(Data about app and page elements)
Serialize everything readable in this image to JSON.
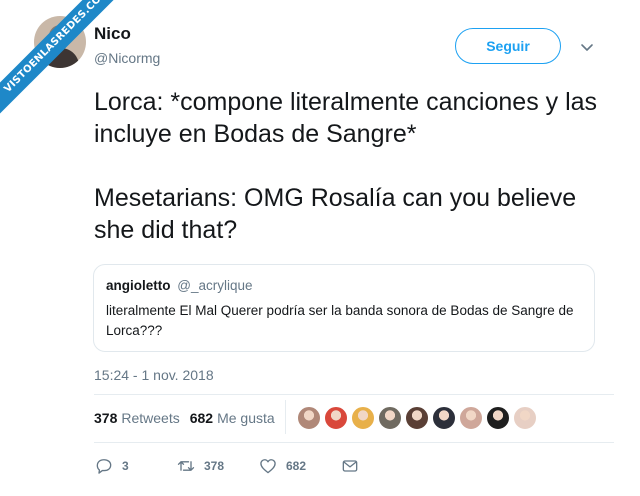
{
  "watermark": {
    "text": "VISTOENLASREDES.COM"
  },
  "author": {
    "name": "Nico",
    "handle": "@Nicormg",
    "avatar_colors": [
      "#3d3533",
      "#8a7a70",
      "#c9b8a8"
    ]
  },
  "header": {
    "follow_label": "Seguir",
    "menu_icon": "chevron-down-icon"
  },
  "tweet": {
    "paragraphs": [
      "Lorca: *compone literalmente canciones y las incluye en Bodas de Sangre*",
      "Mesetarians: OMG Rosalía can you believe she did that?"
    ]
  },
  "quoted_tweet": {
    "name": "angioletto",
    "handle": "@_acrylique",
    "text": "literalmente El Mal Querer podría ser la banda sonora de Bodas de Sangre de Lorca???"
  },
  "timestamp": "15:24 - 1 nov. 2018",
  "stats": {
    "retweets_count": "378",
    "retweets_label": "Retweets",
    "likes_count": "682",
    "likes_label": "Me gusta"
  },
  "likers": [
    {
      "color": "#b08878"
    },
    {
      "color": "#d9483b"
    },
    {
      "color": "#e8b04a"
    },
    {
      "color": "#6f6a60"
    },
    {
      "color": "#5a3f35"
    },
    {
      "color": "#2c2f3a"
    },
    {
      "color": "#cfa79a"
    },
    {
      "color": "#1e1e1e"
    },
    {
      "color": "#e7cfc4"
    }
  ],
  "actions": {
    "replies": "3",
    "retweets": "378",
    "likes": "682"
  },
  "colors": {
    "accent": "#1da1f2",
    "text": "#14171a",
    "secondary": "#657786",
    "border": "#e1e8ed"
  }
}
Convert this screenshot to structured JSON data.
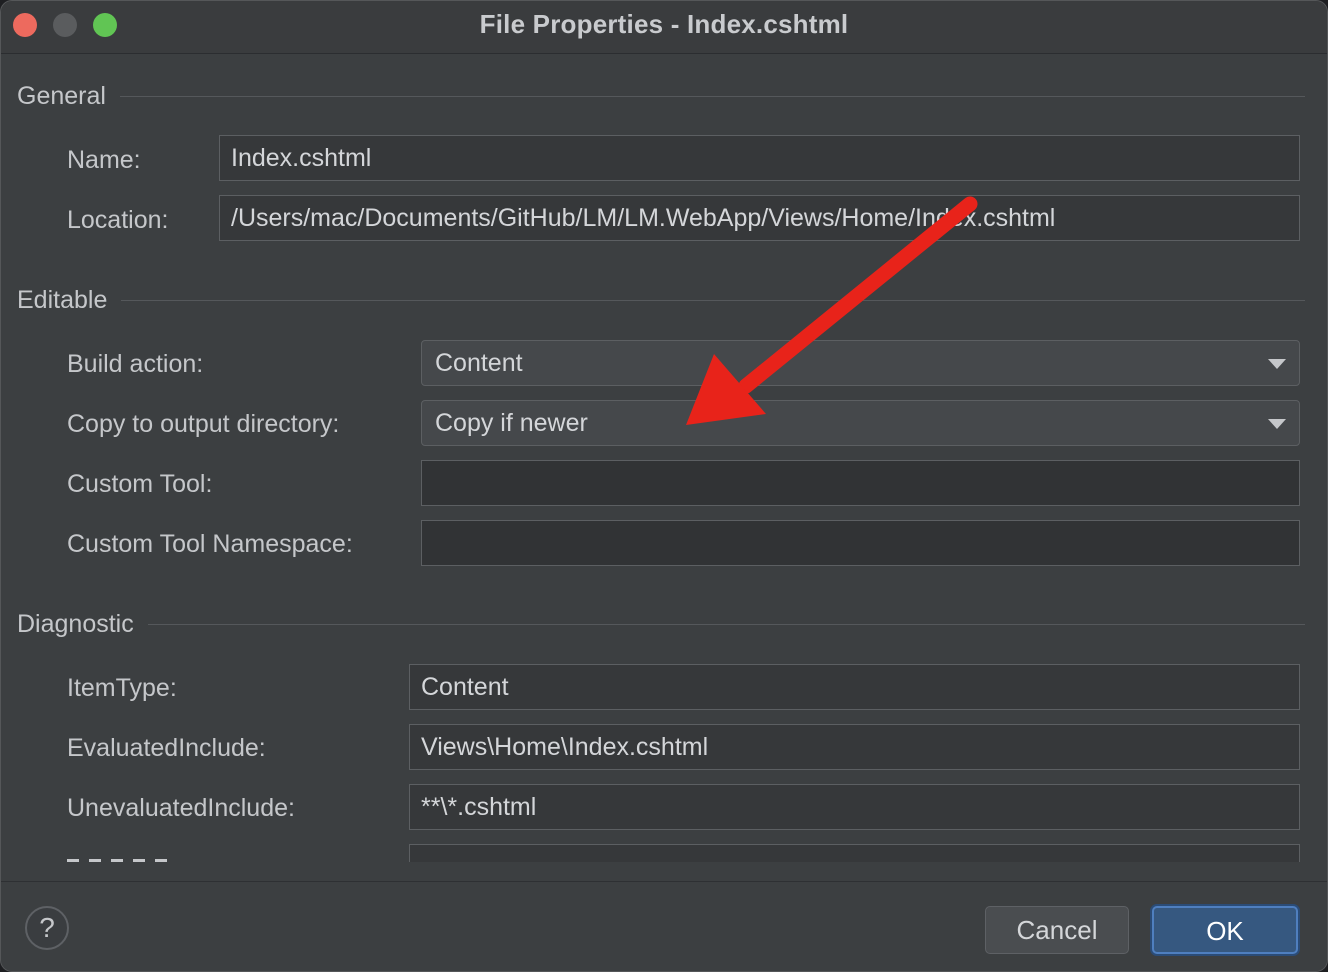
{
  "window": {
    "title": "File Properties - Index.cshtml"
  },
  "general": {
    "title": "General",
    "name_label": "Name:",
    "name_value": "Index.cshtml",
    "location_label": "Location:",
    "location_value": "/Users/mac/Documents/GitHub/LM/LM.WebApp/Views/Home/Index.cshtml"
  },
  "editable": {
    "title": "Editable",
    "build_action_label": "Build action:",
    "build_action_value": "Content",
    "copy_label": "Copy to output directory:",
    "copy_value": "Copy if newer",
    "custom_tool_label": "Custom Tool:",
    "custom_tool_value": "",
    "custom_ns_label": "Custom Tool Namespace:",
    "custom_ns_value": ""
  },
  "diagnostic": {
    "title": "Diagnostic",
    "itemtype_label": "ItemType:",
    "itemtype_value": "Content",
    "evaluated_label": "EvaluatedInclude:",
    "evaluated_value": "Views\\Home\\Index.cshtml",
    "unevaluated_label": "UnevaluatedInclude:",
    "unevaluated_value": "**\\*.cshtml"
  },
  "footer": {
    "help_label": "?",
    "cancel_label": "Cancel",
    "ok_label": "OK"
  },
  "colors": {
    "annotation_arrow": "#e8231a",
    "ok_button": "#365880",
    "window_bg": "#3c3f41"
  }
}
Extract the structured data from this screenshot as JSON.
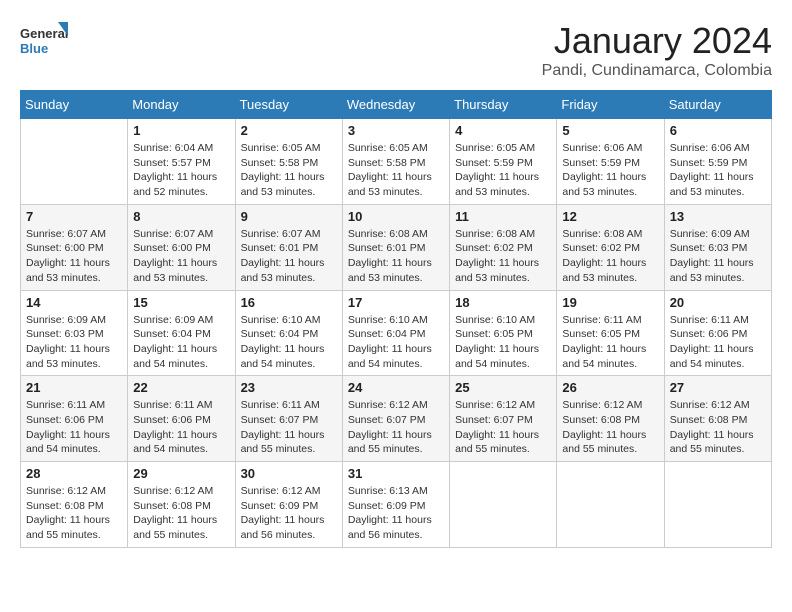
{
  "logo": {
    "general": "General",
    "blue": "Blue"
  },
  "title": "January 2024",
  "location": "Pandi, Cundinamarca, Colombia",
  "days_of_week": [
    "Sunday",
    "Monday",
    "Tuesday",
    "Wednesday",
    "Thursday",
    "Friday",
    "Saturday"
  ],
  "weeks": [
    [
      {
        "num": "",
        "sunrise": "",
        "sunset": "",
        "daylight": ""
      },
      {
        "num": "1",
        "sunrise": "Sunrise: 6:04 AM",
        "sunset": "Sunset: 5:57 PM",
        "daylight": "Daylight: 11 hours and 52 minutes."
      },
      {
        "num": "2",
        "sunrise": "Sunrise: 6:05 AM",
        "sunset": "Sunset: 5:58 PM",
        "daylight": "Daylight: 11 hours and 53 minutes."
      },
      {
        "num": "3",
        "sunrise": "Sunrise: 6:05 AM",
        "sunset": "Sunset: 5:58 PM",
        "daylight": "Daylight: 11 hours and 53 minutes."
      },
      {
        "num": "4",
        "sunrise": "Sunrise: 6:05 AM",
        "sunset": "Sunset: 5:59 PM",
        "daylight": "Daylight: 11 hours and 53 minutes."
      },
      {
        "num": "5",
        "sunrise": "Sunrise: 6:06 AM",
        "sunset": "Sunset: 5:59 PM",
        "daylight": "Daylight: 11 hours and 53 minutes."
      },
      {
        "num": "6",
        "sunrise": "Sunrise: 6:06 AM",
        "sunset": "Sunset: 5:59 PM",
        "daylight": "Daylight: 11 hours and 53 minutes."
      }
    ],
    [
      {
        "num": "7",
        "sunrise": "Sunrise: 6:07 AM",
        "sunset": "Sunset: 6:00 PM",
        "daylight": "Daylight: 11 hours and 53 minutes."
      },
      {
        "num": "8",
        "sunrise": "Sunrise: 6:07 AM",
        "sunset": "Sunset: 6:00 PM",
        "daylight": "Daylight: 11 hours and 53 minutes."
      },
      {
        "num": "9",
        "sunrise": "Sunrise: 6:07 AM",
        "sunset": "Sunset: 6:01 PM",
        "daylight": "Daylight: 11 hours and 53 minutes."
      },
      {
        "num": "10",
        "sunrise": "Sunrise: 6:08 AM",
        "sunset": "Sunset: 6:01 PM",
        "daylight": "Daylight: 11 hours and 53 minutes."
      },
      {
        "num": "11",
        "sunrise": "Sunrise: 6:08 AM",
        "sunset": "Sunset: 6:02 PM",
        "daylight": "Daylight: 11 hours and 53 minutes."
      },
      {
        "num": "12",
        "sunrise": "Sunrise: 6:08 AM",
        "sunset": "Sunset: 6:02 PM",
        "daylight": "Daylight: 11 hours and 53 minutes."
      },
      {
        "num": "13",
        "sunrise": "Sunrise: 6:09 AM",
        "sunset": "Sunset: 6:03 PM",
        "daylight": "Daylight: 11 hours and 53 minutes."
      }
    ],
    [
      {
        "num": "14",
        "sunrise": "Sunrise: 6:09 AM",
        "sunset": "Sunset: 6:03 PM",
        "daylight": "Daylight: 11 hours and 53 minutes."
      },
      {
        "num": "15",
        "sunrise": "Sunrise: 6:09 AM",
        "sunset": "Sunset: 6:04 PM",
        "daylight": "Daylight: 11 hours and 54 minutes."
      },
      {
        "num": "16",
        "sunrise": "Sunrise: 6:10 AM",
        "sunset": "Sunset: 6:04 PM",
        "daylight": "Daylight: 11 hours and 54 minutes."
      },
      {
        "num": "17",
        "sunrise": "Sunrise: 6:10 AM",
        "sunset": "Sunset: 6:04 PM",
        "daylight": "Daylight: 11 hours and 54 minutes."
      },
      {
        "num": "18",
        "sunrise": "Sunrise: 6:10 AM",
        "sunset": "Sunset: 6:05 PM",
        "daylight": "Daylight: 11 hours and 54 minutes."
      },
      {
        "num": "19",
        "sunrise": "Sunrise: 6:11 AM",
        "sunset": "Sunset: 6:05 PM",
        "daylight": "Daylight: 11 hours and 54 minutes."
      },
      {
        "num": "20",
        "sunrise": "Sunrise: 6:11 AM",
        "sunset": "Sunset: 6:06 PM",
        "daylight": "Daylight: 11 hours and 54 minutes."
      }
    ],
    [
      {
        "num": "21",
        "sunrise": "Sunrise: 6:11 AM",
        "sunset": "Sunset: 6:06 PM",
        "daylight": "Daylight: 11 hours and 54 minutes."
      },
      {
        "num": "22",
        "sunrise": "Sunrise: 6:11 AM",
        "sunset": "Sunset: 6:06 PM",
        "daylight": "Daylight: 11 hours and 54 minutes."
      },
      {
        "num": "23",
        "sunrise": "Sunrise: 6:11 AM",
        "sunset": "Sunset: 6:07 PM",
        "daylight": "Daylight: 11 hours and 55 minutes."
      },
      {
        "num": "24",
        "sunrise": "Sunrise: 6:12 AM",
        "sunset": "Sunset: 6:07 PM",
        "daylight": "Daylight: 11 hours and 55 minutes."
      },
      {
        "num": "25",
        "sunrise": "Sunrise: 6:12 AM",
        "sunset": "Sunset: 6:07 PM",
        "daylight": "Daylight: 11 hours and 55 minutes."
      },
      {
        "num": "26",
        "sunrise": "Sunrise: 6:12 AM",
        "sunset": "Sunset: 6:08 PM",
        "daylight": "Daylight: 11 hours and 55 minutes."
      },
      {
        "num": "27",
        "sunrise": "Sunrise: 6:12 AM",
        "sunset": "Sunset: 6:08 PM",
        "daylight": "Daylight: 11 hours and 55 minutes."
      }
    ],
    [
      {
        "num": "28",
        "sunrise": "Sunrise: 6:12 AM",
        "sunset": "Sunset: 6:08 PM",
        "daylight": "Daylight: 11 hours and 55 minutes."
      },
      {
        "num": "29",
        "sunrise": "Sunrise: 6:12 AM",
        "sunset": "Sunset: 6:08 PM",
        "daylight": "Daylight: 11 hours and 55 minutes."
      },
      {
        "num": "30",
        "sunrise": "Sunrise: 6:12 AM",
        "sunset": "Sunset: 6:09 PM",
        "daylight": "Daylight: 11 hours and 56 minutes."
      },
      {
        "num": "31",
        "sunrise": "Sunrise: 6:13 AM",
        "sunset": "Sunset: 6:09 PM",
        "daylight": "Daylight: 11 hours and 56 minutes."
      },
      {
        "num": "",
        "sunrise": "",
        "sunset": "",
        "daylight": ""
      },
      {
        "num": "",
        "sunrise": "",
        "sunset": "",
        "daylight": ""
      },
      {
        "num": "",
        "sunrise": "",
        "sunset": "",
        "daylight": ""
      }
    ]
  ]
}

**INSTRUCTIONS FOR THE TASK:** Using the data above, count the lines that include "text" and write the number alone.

**FINISHED EXERCISE:** 3